What is required:
Type out the full set of entries again, unchanged.

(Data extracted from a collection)
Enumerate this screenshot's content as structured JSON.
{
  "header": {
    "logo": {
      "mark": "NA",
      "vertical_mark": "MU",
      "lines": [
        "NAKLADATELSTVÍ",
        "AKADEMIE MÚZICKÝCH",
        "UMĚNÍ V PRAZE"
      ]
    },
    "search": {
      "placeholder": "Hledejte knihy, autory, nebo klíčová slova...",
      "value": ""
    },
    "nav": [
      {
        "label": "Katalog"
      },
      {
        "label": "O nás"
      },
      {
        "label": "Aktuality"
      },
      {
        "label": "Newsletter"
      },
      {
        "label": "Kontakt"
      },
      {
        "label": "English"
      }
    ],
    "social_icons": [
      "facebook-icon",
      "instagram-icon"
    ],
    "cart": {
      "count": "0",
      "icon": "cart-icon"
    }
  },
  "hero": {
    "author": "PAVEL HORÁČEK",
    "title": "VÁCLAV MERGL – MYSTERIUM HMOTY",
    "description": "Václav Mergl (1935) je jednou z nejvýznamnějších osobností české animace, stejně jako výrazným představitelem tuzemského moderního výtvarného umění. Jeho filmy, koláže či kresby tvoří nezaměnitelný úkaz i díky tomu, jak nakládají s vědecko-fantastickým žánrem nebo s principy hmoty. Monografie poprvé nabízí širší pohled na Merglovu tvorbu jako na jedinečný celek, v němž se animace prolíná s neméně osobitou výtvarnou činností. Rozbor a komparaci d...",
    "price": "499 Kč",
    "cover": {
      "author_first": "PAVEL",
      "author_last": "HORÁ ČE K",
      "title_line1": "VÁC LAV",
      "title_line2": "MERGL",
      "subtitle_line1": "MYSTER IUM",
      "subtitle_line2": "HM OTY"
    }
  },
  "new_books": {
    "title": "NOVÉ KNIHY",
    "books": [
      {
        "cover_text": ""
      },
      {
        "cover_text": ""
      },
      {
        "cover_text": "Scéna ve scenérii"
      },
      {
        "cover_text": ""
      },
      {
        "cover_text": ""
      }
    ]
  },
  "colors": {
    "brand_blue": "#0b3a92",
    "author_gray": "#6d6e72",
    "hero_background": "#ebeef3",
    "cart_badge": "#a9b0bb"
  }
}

Completed exercise:
Enumerate this screenshot's content as structured JSON.
{
  "header": {
    "logo": {
      "mark": "NA",
      "vertical_mark": "MU",
      "lines": [
        "NAKLADATELSTVÍ",
        "AKADEMIE MÚZICKÝCH",
        "UMĚNÍ V PRAZE"
      ]
    },
    "search": {
      "placeholder": "Hledejte knihy, autory, nebo klíčová slova...",
      "value": ""
    },
    "nav": [
      {
        "label": "Katalog"
      },
      {
        "label": "O nás"
      },
      {
        "label": "Aktuality"
      },
      {
        "label": "Newsletter"
      },
      {
        "label": "Kontakt"
      },
      {
        "label": "English"
      }
    ],
    "social_icons": [
      "facebook-icon",
      "instagram-icon"
    ],
    "cart": {
      "count": "0",
      "icon": "cart-icon"
    }
  },
  "hero": {
    "author": "PAVEL HORÁČEK",
    "title": "VÁCLAV MERGL – MYSTERIUM HMOTY",
    "description": "Václav Mergl (1935) je jednou z nejvýznamnějších osobností české animace, stejně jako výrazným představitelem tuzemského moderního výtvarného umění. Jeho filmy, koláže či kresby tvoří nezaměnitelný úkaz i díky tomu, jak nakládají s vědecko-fantastickým žánrem nebo s principy hmoty. Monografie poprvé nabízí širší pohled na Merglovu tvorbu jako na jedinečný celek, v němž se animace prolíná s neméně osobitou výtvarnou činností. Rozbor a komparaci d...",
    "price": "499 Kč",
    "cover": {
      "author_first": "PAVEL",
      "author_last": "HORÁ ČE K",
      "title_line1": "VÁC LAV",
      "title_line2": "MERGL",
      "subtitle_line1": "MYSTER IUM",
      "subtitle_line2": "HM OTY"
    }
  },
  "new_books": {
    "title": "NOVÉ KNIHY",
    "books": [
      {
        "cover_text": ""
      },
      {
        "cover_text": ""
      },
      {
        "cover_text": "Scéna ve scenérii"
      },
      {
        "cover_text": ""
      },
      {
        "cover_text": ""
      }
    ]
  },
  "colors": {
    "brand_blue": "#0b3a92",
    "author_gray": "#6d6e72",
    "hero_background": "#ebeef3",
    "cart_badge": "#a9b0bb"
  }
}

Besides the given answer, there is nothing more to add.